◆ **Assigned task**
Working from the entries below, count every line that includes the word "less". Return the figure alone.

»»

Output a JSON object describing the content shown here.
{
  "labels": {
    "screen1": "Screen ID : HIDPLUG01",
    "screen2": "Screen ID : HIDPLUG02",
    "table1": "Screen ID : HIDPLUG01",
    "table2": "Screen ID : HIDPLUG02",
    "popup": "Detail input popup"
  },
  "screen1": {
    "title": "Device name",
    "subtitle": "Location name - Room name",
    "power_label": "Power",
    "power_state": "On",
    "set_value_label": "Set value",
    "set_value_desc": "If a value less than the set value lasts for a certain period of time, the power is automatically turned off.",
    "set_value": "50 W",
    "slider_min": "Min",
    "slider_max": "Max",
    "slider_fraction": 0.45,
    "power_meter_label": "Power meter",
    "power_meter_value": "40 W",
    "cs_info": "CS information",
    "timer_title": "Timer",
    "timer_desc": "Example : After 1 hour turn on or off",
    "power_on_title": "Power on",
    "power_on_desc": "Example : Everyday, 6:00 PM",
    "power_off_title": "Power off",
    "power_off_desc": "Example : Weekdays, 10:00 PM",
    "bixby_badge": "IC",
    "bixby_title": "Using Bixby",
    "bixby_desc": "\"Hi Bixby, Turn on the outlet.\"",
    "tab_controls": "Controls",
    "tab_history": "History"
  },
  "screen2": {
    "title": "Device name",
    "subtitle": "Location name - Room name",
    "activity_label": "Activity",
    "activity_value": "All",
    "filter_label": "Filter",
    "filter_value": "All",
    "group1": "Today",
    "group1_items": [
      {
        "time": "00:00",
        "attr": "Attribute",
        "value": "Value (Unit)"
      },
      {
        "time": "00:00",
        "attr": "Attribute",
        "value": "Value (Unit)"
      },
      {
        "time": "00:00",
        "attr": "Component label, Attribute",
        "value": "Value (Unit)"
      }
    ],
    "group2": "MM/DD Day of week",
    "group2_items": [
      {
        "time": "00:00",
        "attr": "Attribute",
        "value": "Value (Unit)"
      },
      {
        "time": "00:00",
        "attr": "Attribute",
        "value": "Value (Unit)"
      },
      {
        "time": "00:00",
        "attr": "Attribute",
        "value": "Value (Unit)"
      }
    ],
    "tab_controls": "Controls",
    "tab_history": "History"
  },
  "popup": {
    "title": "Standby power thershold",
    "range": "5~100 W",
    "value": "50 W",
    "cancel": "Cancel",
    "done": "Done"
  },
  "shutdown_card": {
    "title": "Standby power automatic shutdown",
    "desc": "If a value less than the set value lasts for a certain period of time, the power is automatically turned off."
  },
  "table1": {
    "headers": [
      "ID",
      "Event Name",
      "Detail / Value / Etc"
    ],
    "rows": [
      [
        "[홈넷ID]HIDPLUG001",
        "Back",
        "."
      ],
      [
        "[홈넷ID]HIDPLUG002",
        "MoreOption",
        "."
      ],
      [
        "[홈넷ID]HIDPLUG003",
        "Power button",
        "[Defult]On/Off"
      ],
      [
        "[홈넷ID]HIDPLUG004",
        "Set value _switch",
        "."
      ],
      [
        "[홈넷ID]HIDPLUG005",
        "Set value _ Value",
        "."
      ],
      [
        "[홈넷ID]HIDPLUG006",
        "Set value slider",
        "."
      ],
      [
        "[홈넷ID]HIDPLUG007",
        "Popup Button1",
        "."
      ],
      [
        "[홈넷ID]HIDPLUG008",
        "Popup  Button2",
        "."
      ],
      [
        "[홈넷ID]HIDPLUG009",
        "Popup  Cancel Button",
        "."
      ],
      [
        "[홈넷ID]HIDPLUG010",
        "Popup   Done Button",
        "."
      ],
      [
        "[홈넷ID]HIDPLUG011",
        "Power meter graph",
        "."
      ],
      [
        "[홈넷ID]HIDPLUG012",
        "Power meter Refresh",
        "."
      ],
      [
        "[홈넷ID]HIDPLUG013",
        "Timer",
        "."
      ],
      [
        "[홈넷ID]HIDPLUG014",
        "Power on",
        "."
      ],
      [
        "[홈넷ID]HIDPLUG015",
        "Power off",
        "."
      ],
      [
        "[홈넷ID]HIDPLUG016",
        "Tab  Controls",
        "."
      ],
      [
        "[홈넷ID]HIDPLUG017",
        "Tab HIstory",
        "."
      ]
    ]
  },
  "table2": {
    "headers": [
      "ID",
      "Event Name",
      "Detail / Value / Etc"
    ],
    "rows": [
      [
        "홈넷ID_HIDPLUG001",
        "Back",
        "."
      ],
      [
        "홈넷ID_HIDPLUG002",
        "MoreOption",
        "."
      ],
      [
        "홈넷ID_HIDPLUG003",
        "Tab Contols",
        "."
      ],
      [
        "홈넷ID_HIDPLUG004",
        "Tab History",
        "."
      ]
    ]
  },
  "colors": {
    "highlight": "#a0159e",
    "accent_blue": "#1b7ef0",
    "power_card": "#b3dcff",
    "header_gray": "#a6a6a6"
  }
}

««

◆ **Response below**
2